TO DO ▸ Scan the records below, and wherever a line has the word "this", pull it out.
*** Opening SUPPLIED MATERIAL ***
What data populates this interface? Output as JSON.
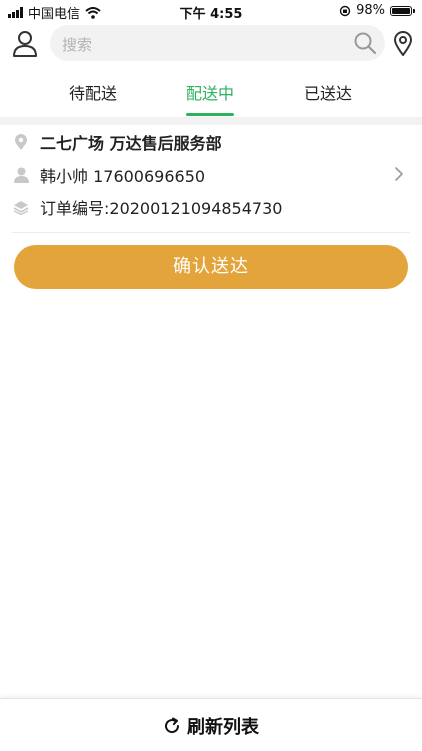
{
  "status_bar": {
    "carrier": "中国电信",
    "time": "下午 4:55",
    "battery": "98%",
    "battery_level": 0.98
  },
  "header": {
    "search_placeholder": "搜索",
    "user_icon": "user-icon",
    "location_icon": "location-pin-icon"
  },
  "tabs": [
    {
      "label": "待配送"
    },
    {
      "label": "配送中"
    },
    {
      "label": "已送达"
    }
  ],
  "active_tab": "配送中",
  "order": {
    "address": "二七广场 万达售后服务部",
    "contact": "韩小帅 17600696650",
    "order_no": "订单编号:20200121094854730"
  },
  "confirm_button": "确认送达",
  "refresh_button": "刷新列表",
  "colors": {
    "accent_green": "#2bb25c",
    "button_orange": "#e4a43c",
    "icon_gray": "#c8c8c8"
  }
}
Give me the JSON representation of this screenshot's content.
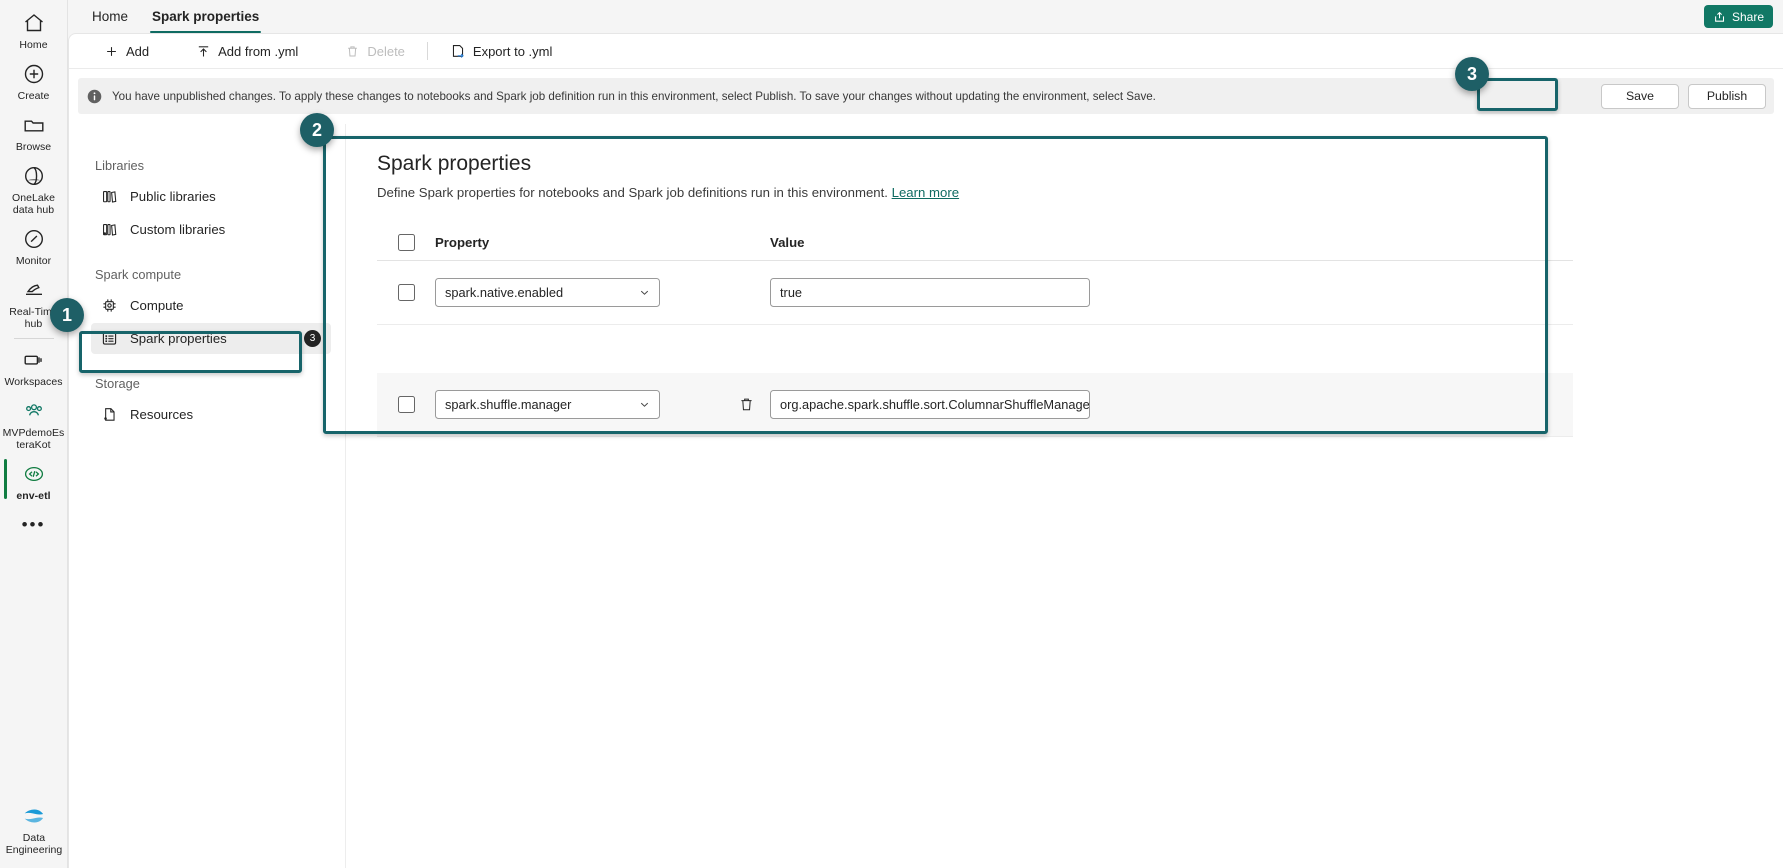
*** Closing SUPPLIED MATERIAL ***
YOUR SOLUTION ▸
What data populates this interface? Output as JSON.
Give me the JSON representation of this screenshot's content.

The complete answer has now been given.